Items from an interface collection:
————

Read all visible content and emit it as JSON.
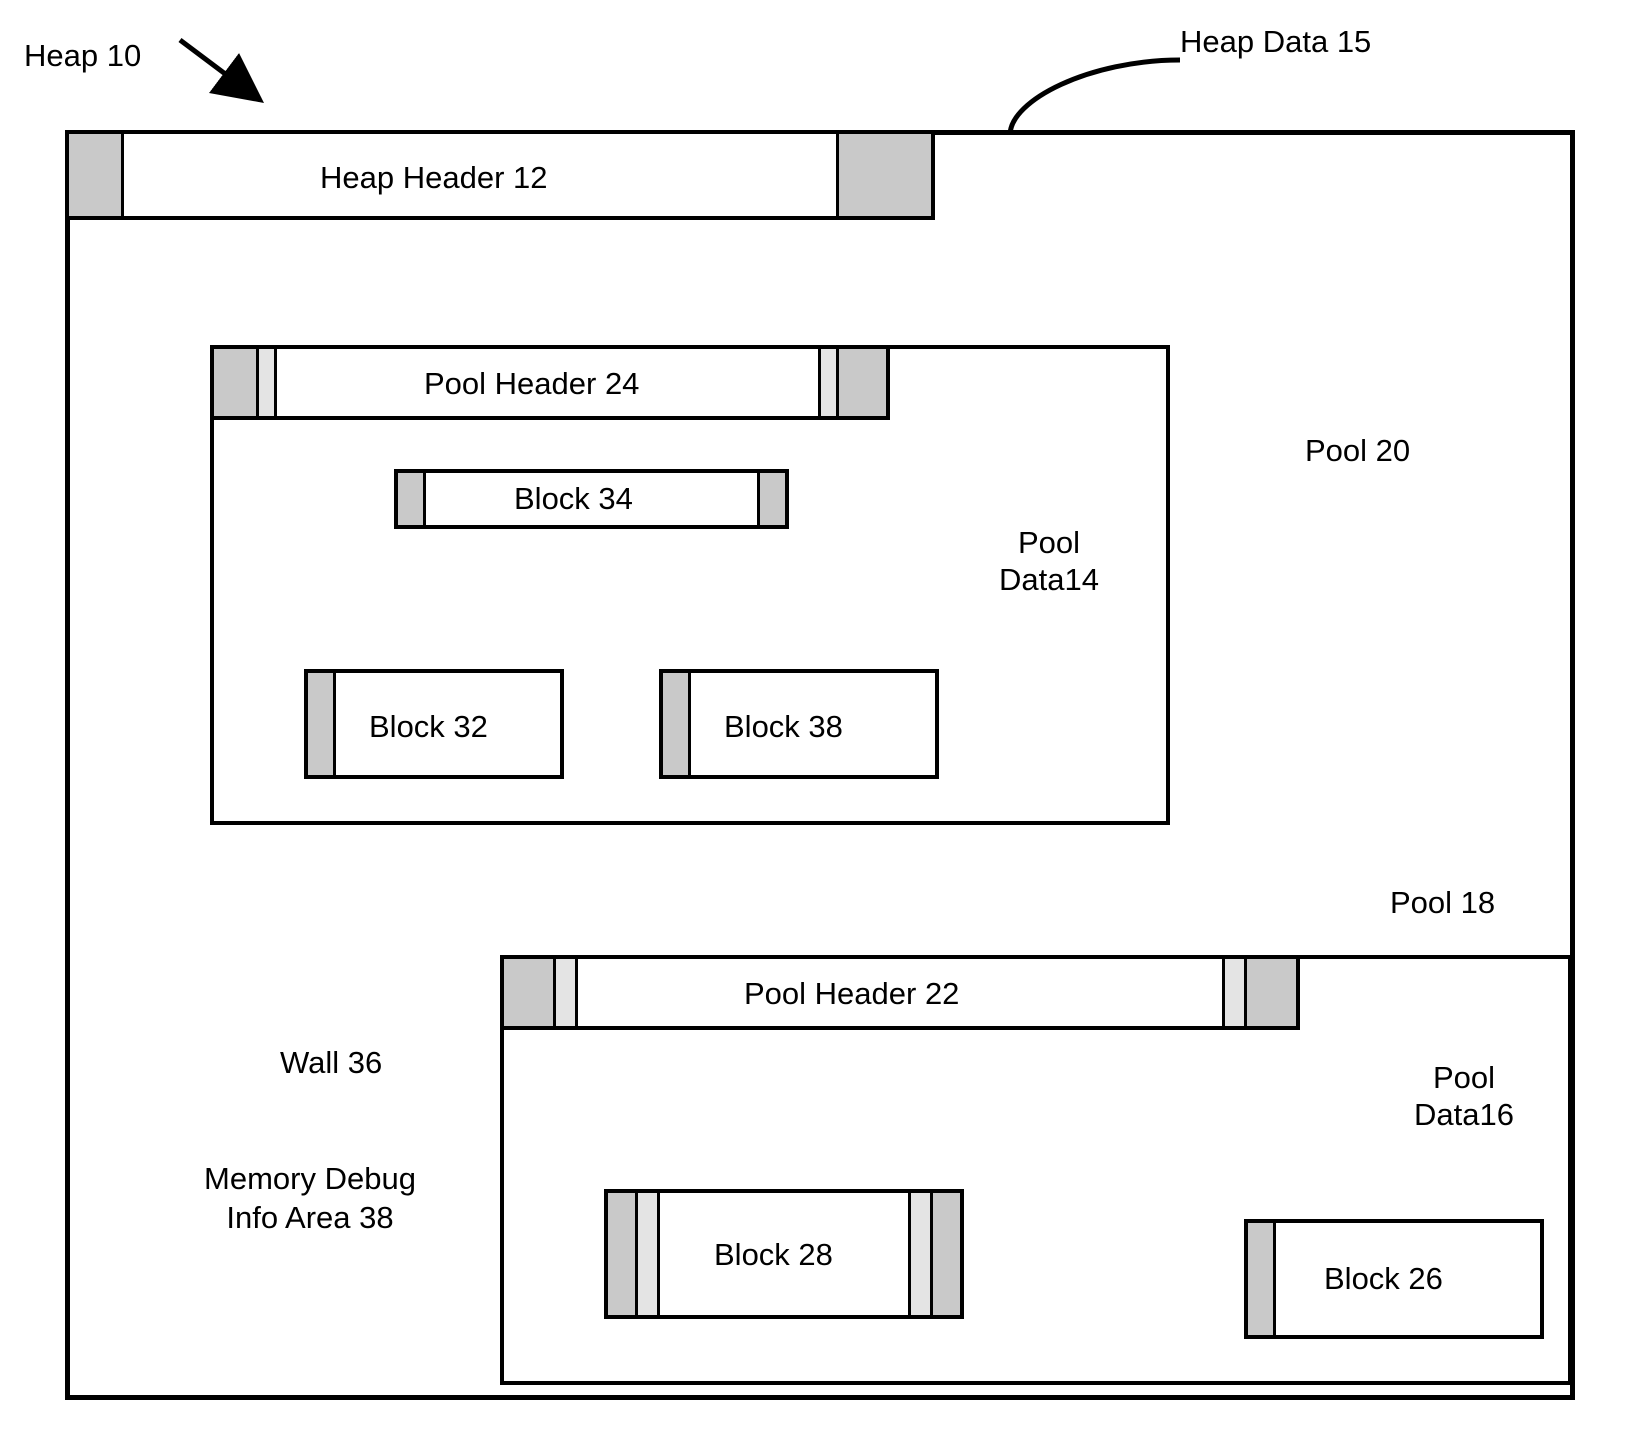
{
  "labels": {
    "heap_main": "Heap 10",
    "heap_data": "Heap Data 15",
    "pool20": "Pool  20",
    "pool18": "Pool  18",
    "pool_data14": "Pool Data14",
    "pool_data16": "Pool Data16",
    "wall36": "Wall  36",
    "memdebug": "Memory Debug Info Area  38"
  },
  "headers": {
    "heap_header": "Heap Header  12",
    "pool_header24": "Pool Header  24",
    "pool_header22": "Pool Header  22"
  },
  "blocks": {
    "block34": "Block  34",
    "block32": "Block 32",
    "block38": "Block  38",
    "block28": "Block  28",
    "block26": "Block  26"
  }
}
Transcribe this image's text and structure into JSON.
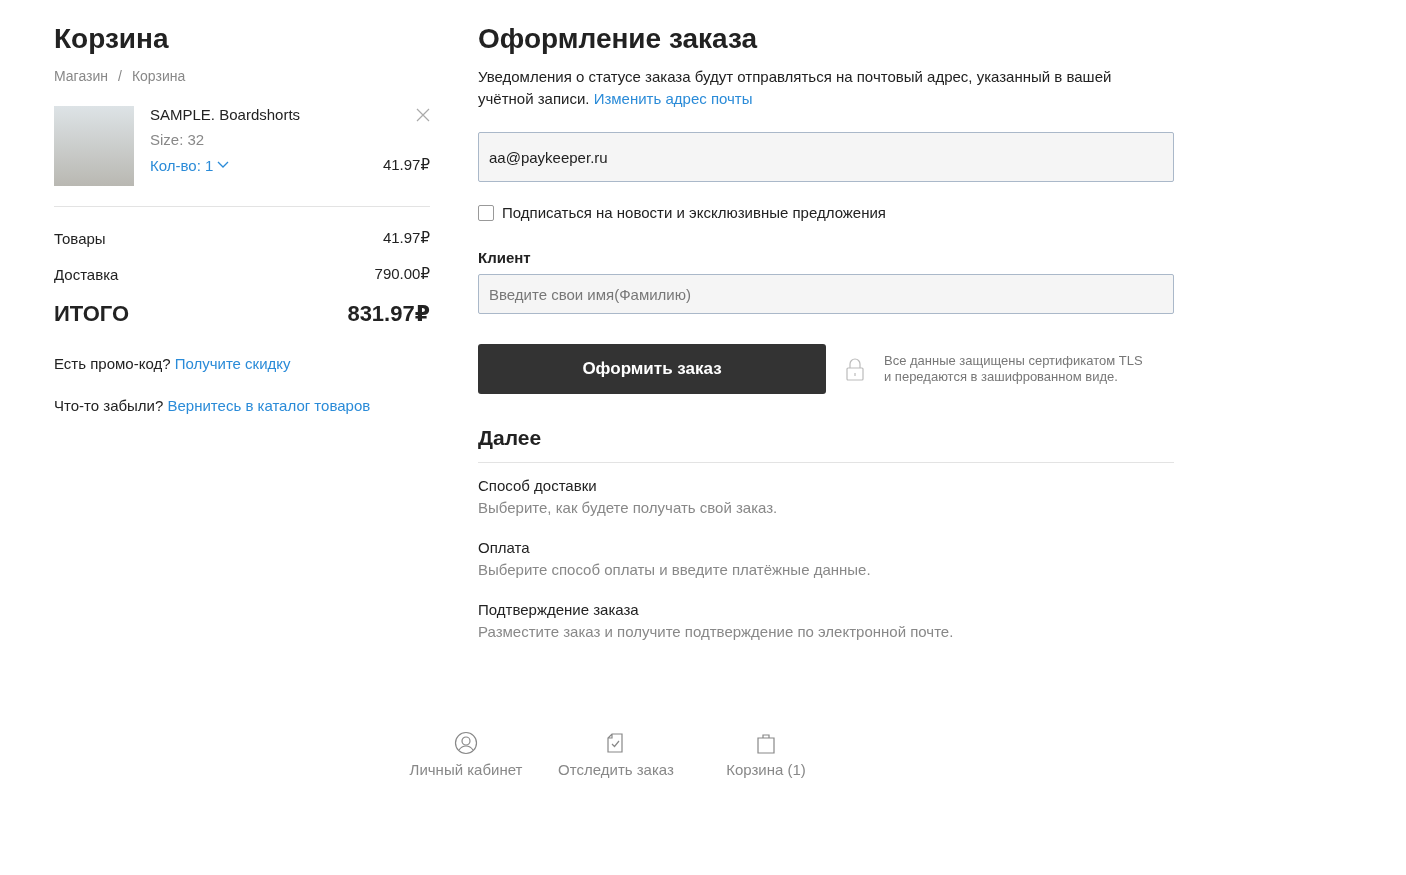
{
  "cart": {
    "title": "Корзина",
    "breadcrumbs": [
      "Магазин",
      "Корзина"
    ],
    "separator": "/",
    "items": [
      {
        "name": "SAMPLE. Boardshorts",
        "size": "Size: 32",
        "quantity": "Кол-во: 1",
        "price": "41.97₽"
      }
    ],
    "summary": [
      {
        "label": "Товары",
        "value": "41.97₽",
        "kind": "line"
      },
      {
        "label": "Доставка",
        "value": "790.00₽",
        "kind": "line"
      },
      {
        "label": "ИТОГО",
        "value": "831.97₽",
        "kind": "total"
      }
    ],
    "notes": [
      {
        "text": "Есть промо-код?",
        "link": "Получите скидку"
      },
      {
        "text": "Что-то забыли?",
        "link": "Вернитесь в каталог товаров"
      }
    ]
  },
  "checkout": {
    "title": "Оформление заказа",
    "notice": "Уведомления о статусе заказа будут отправляться на почтовый адрес, указанный в вашей учётной записи.",
    "notice_link": "Изменить адрес почты",
    "email": {
      "value": "aa@paykeeper.ru"
    },
    "subscribe": {
      "label": "Подписаться на новости и эксклюзивные предложения",
      "checked": false
    },
    "client": {
      "label": "Клиент",
      "placeholder": "Введите свои имя(Фамилию)"
    },
    "submit": "Оформить заказ",
    "security": [
      "Все данные защищены сертификатом TLS",
      "и передаются в зашифрованном виде."
    ],
    "next": {
      "title": "Далее",
      "steps": [
        {
          "title": "Способ доставки",
          "description": "Выберите, как будете получать свой заказ."
        },
        {
          "title": "Оплата",
          "description": "Выберите способ оплаты и введите платёжные данные."
        },
        {
          "title": "Подтверждение заказа",
          "description": "Разместите заказ и получите подтверждение по электронной почте."
        }
      ]
    }
  },
  "footer": [
    {
      "label": "Личный кабинет",
      "kind": "account"
    },
    {
      "label": "Отследить заказ",
      "kind": "track"
    },
    {
      "label": "Корзина (1)",
      "kind": "cart"
    }
  ]
}
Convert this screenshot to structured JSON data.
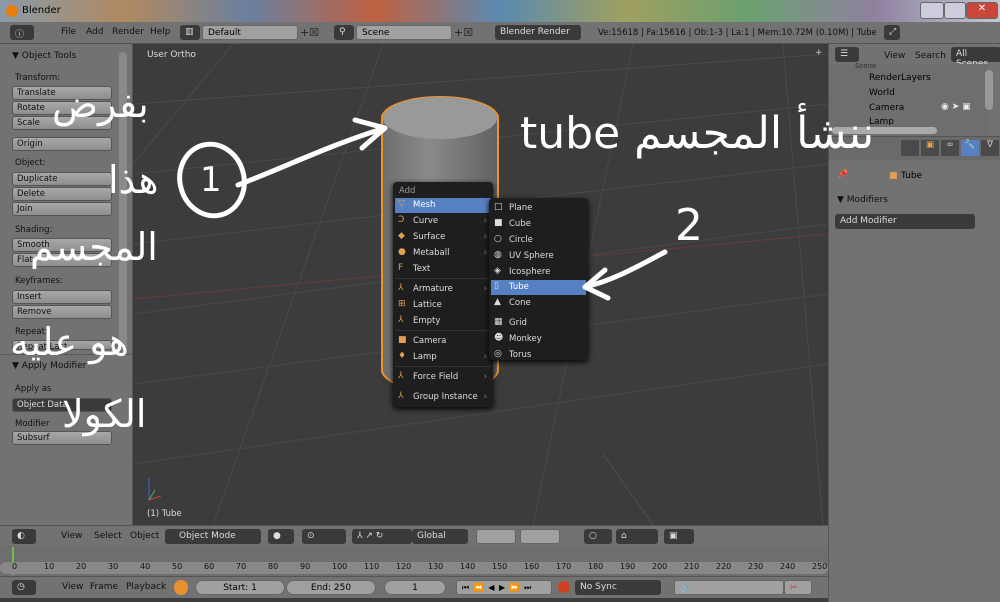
{
  "window": {
    "title": "Blender"
  },
  "info_header": {
    "menus": [
      "File",
      "Add",
      "Render",
      "Help"
    ],
    "layout": "Default",
    "scene": "Scene",
    "engine": "Blender Render",
    "stats": "Ve:15618 | Fa:15616 | Ob:1-3 | La:1 | Mem:10.72M (0.10M) | Tube"
  },
  "tool_panel": {
    "title": "Object Tools",
    "transform_label": "Transform:",
    "transform": [
      "Translate",
      "Rotate",
      "Scale"
    ],
    "origin": "Origin",
    "object_label": "Object:",
    "object": [
      "Duplicate",
      "Delete",
      "Join"
    ],
    "shading_label": "Shading:",
    "shading": [
      "Smooth",
      "Flat"
    ],
    "keyframes_label": "Keyframes:",
    "keyframes": [
      "Insert",
      "Remove"
    ],
    "repeat_label": "Repeat:",
    "repeat_last": "Repeat Last",
    "apply_title": "Apply Modifier",
    "apply_as_label": "Apply as",
    "apply_as": "Object Data",
    "modifier_label": "Modifier",
    "modifier": "Subsurf"
  },
  "viewport": {
    "view_name": "User Ortho",
    "object_label": "(1) Tube"
  },
  "add_menu": {
    "title": "Add",
    "items": [
      {
        "label": "Mesh",
        "icon": "mesh-icon",
        "sub": true
      },
      {
        "label": "Curve",
        "icon": "curve-icon",
        "sub": true
      },
      {
        "label": "Surface",
        "icon": "surface-icon",
        "sub": true
      },
      {
        "label": "Metaball",
        "icon": "metaball-icon",
        "sub": true
      },
      {
        "label": "Text",
        "icon": "text-icon",
        "sub": false
      },
      {
        "label": "Armature",
        "icon": "armature-icon",
        "sub": true
      },
      {
        "label": "Lattice",
        "icon": "lattice-icon",
        "sub": false
      },
      {
        "label": "Empty",
        "icon": "empty-icon",
        "sub": false
      },
      {
        "label": "Camera",
        "icon": "camera-icon",
        "sub": false
      },
      {
        "label": "Lamp",
        "icon": "lamp-icon",
        "sub": true
      },
      {
        "label": "Force Field",
        "icon": "force-field-icon",
        "sub": true
      },
      {
        "label": "Group Instance",
        "icon": "group-instance-icon",
        "sub": true
      }
    ]
  },
  "mesh_menu": {
    "items": [
      "Plane",
      "Cube",
      "Circle",
      "UV Sphere",
      "Icosphere",
      "Tube",
      "Cone",
      "Grid",
      "Monkey",
      "Torus"
    ],
    "selected": "Tube"
  },
  "outliner": {
    "menus": [
      "View",
      "Search"
    ],
    "filter": "All Scenes",
    "items": [
      "Scene",
      "RenderLayers",
      "World",
      "Camera",
      "Lamp"
    ]
  },
  "properties": {
    "object": "Tube",
    "panel": "Modifiers",
    "add_modifier": "Add Modifier"
  },
  "view3d_header": {
    "menus": [
      "View",
      "Select",
      "Object"
    ],
    "mode": "Object Mode",
    "orientation": "Global"
  },
  "timeline": {
    "ticks": [
      "0",
      "10",
      "20",
      "30",
      "40",
      "50",
      "60",
      "70",
      "80",
      "90",
      "100",
      "110",
      "120",
      "130",
      "140",
      "150",
      "160",
      "170",
      "180",
      "190",
      "200",
      "210",
      "220",
      "230",
      "240",
      "250"
    ],
    "menus": [
      "View",
      "Frame",
      "Playback"
    ],
    "start": "Start: 1",
    "end": "End: 250",
    "current": "1",
    "sync": "No Sync"
  },
  "annotations": {
    "left_lines": [
      "بفرض",
      "هذا",
      "المجسم",
      "هو عليه",
      "الكولا"
    ],
    "right": "ننشأ المجسم tube",
    "num1": "1",
    "num2": "2"
  },
  "colors": {
    "selection": "#5680c2",
    "outline": "#f0922a",
    "viewport": "#3c3c3c"
  }
}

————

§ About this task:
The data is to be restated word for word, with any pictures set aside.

§ Answer to this problem:
Read all visible content and emit it as JSON.
{
  "labels": {
    "heap_main": "Heap 10",
    "heap_data": "Heap Data 15",
    "pool20": "Pool  20",
    "pool18": "Pool  18",
    "pool_data14": "Pool Data14",
    "pool_data16": "Pool Data16",
    "wall36": "Wall  36",
    "memdebug": "Memory Debug Info Area  38"
  },
  "headers": {
    "heap_header": "Heap Header  12",
    "pool_header24": "Pool Header  24",
    "pool_header22": "Pool Header  22"
  },
  "blocks": {
    "block34": "Block  34",
    "block32": "Block 32",
    "block38": "Block  38",
    "block28": "Block  28",
    "block26": "Block  26"
  }
}
Transcribe this image's text and structure into JSON.
{
  "cart": {
    "title": "Корзина",
    "breadcrumbs": [
      "Магазин",
      "Корзина"
    ],
    "separator": "/",
    "items": [
      {
        "name": "SAMPLE. Boardshorts",
        "size": "Size: 32",
        "quantity": "Кол-во: 1",
        "price": "41.97₽"
      }
    ],
    "summary": [
      {
        "label": "Товары",
        "value": "41.97₽",
        "kind": "line"
      },
      {
        "label": "Доставка",
        "value": "790.00₽",
        "kind": "line"
      },
      {
        "label": "ИТОГО",
        "value": "831.97₽",
        "kind": "total"
      }
    ],
    "notes": [
      {
        "text": "Есть промо-код?",
        "link": "Получите скидку"
      },
      {
        "text": "Что-то забыли?",
        "link": "Вернитесь в каталог товаров"
      }
    ]
  },
  "checkout": {
    "title": "Оформление заказа",
    "notice": "Уведомления о статусе заказа будут отправляться на почтовый адрес, указанный в вашей учётной записи.",
    "notice_link": "Изменить адрес почты",
    "email": {
      "value": "aa@paykeeper.ru"
    },
    "subscribe": {
      "label": "Подписаться на новости и эксклюзивные предложения",
      "checked": false
    },
    "client": {
      "label": "Клиент",
      "placeholder": "Введите свои имя(Фамилию)"
    },
    "submit": "Оформить заказ",
    "security": [
      "Все данные защищены сертификатом TLS",
      "и передаются в зашифрованном виде."
    ],
    "next": {
      "title": "Далее",
      "steps": [
        {
          "title": "Способ доставки",
          "description": "Выберите, как будете получать свой заказ."
        },
        {
          "title": "Оплата",
          "description": "Выберите способ оплаты и введите платёжные данные."
        },
        {
          "title": "Подтверждение заказа",
          "description": "Разместите заказ и получите подтверждение по электронной почте."
        }
      ]
    }
  },
  "footer": [
    {
      "label": "Личный кабинет",
      "kind": "account"
    },
    {
      "label": "Отследить заказ",
      "kind": "track"
    },
    {
      "label": "Корзина (1)",
      "kind": "cart"
    }
  ]
}
Convert this screenshot to structured JSON data.
{
  "window": {
    "title": "Blender"
  },
  "info_header": {
    "menus": [
      "File",
      "Add",
      "Render",
      "Help"
    ],
    "layout": "Default",
    "scene": "Scene",
    "engine": "Blender Render",
    "stats": "Ve:15618 | Fa:15616 | Ob:1-3 | La:1 | Mem:10.72M (0.10M) | Tube"
  },
  "tool_panel": {
    "title": "Object Tools",
    "transform_label": "Transform:",
    "transform": [
      "Translate",
      "Rotate",
      "Scale"
    ],
    "origin": "Origin",
    "object_label": "Object:",
    "object": [
      "Duplicate",
      "Delete",
      "Join"
    ],
    "shading_label": "Shading:",
    "shading": [
      "Smooth",
      "Flat"
    ],
    "keyframes_label": "Keyframes:",
    "keyframes": [
      "Insert",
      "Remove"
    ],
    "repeat_label": "Repeat:",
    "repeat_last": "Repeat Last",
    "apply_title": "Apply Modifier",
    "apply_as_label": "Apply as",
    "apply_as": "Object Data",
    "modifier_label": "Modifier",
    "modifier": "Subsurf"
  },
  "viewport": {
    "view_name": "User Ortho",
    "object_label": "(1) Tube"
  },
  "add_menu": {
    "title": "Add",
    "items": [
      {
        "label": "Mesh",
        "icon": "mesh-icon",
        "sub": true
      },
      {
        "label": "Curve",
        "icon": "curve-icon",
        "sub": true
      },
      {
        "label": "Surface",
        "icon": "surface-icon",
        "sub": true
      },
      {
        "label": "Metaball",
        "icon": "metaball-icon",
        "sub": true
      },
      {
        "label": "Text",
        "icon": "text-icon",
        "sub": false
      },
      {
        "label": "Armature",
        "icon": "armature-icon",
        "sub": true
      },
      {
        "label": "Lattice",
        "icon": "lattice-icon",
        "sub": false
      },
      {
        "label": "Empty",
        "icon": "empty-icon",
        "sub": false
      },
      {
        "label": "Camera",
        "icon": "camera-icon",
        "sub": false
      },
      {
        "label": "Lamp",
        "icon": "lamp-icon",
        "sub": true
      },
      {
        "label": "Force Field",
        "icon": "force-field-icon",
        "sub": true
      },
      {
        "label": "Group Instance",
        "icon": "group-instance-icon",
        "sub": true
      }
    ]
  },
  "mesh_menu": {
    "items": [
      "Plane",
      "Cube",
      "Circle",
      "UV Sphere",
      "Icosphere",
      "Tube",
      "Cone",
      "Grid",
      "Monkey",
      "Torus"
    ],
    "selected": "Tube"
  },
  "outliner": {
    "menus": [
      "View",
      "Search"
    ],
    "filter": "All Scenes",
    "items": [
      "Scene",
      "RenderLayers",
      "World",
      "Camera",
      "Lamp"
    ]
  },
  "properties": {
    "object": "Tube",
    "panel": "Modifiers",
    "add_modifier": "Add Modifier"
  },
  "view3d_header": {
    "menus": [
      "View",
      "Select",
      "Object"
    ],
    "mode": "Object Mode",
    "orientation": "Global"
  },
  "timeline": {
    "ticks": [
      "0",
      "10",
      "20",
      "30",
      "40",
      "50",
      "60",
      "70",
      "80",
      "90",
      "100",
      "110",
      "120",
      "130",
      "140",
      "150",
      "160",
      "170",
      "180",
      "190",
      "200",
      "210",
      "220",
      "230",
      "240",
      "250"
    ],
    "menus": [
      "View",
      "Frame",
      "Playback"
    ],
    "start": "Start: 1",
    "end": "End: 250",
    "current": "1",
    "sync": "No Sync"
  },
  "annotations": {
    "left_lines": [
      "بفرض",
      "هذا",
      "المجسم",
      "هو عليه",
      "الكولا"
    ],
    "right": "ننشأ المجسم tube",
    "num1": "1",
    "num2": "2"
  },
  "colors": {
    "selection": "#5680c2",
    "outline": "#f0922a",
    "viewport": "#3c3c3c"
  }
}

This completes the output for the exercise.